A Letter from an ALD Mom, Suzanne Flynn

Dear Parent(s):

This welcome letter is written with much love from a mother who understands all too well how you are feeling in this moment.  I have sat where you sit and felt the pain and devastation of having my son diagnosed with Adrenoleukodystrophy (ALD) through Newborn Screening (NBS).

I felt the anguish and fear wash over me, washing away all of my hopes and dreams for my child.  It felt like the world was coming to an end.  Please let my words comfort and assure you that this is not the end.  In fact, it is the beginning. It is the beginning of a journey you will take to ensure the health of your precious child.  Early diagnosis through NBS is the key.  Knowledge is power.

Life with ALD can be a full, healthy, and normal one.  While it will not always be easy, I can assure you that it is absolutely possible.  With NBS for ALD being new, and ALD just beginning to be diagnosed in growing numbers, there was little information available to help new parents.  This booklet is our way of sharing all that we have learned to help guide you on this journey.  I know you are overwhelmed at the thought of doctors’ appointments, blood work, and MRIs, which will be a big part of monitoring your child, but all of this is absolutely doable.  You will have the constant support and guidance of ALD specialists and other ALD parents.  You are not alone.    
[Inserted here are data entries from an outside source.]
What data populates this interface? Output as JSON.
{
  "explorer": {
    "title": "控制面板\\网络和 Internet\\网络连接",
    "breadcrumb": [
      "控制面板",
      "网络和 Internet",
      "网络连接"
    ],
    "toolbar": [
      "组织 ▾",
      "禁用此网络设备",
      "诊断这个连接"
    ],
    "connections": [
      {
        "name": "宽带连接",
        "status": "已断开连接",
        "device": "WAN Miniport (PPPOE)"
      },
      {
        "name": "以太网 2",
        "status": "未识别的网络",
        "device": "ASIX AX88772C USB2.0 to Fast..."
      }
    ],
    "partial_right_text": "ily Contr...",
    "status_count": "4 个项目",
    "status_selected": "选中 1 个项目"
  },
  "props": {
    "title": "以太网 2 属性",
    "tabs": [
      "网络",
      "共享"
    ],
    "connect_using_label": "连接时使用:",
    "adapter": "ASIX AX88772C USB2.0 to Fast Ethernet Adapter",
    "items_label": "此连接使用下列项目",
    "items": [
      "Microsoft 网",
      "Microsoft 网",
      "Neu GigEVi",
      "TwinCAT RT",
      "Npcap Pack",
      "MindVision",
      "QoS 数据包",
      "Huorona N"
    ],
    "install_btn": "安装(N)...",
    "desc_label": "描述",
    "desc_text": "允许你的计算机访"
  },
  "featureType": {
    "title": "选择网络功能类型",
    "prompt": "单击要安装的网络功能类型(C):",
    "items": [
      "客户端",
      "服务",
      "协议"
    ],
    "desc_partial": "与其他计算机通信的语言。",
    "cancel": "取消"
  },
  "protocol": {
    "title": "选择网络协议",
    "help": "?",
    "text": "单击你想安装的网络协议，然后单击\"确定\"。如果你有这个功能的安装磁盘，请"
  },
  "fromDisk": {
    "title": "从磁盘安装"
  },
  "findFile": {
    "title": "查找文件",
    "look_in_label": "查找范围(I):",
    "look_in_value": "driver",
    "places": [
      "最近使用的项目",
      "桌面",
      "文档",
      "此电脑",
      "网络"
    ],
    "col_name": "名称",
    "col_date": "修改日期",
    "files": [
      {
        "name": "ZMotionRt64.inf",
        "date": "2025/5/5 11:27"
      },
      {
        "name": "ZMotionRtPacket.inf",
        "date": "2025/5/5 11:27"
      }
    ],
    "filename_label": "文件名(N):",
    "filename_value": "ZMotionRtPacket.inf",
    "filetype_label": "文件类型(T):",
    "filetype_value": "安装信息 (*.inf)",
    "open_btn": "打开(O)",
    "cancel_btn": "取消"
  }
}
My story began in March of 2014 when we joyfully welcomed Patrick, our third child and second son. Through NBS, we learned that Patrick was identified as having ALD.   Since this is genetic, our older children were immediately tested, and our four year old son, Gavin, was also diagnosed with ALD.  While we were devastated, we quickly recognized the blessing and special gift in our precious baby.  Thanks to NBS and this early diagnosis, we would have the opportunity to save both our boys. 

Today I am the proud mother of boys who are energetic, fun loving, healthy and thriving both academically and athletically, and who will be able to realize their full potential in life.  The doctors’ appointments, blood work, and MRIs have become a part of life and even embraced by our boys who always seem to find the fun in everything, as children can often do.  This will be your son.  A diagnosis of ALD in no way takes away from how beautiful and precious your baby is and the joy he brings.  Always keep your hopes and dreams for him intact because they will be realized. Have faith, and believe that your story, like mine, will be a positive one.

With love,

Suzanne Flynn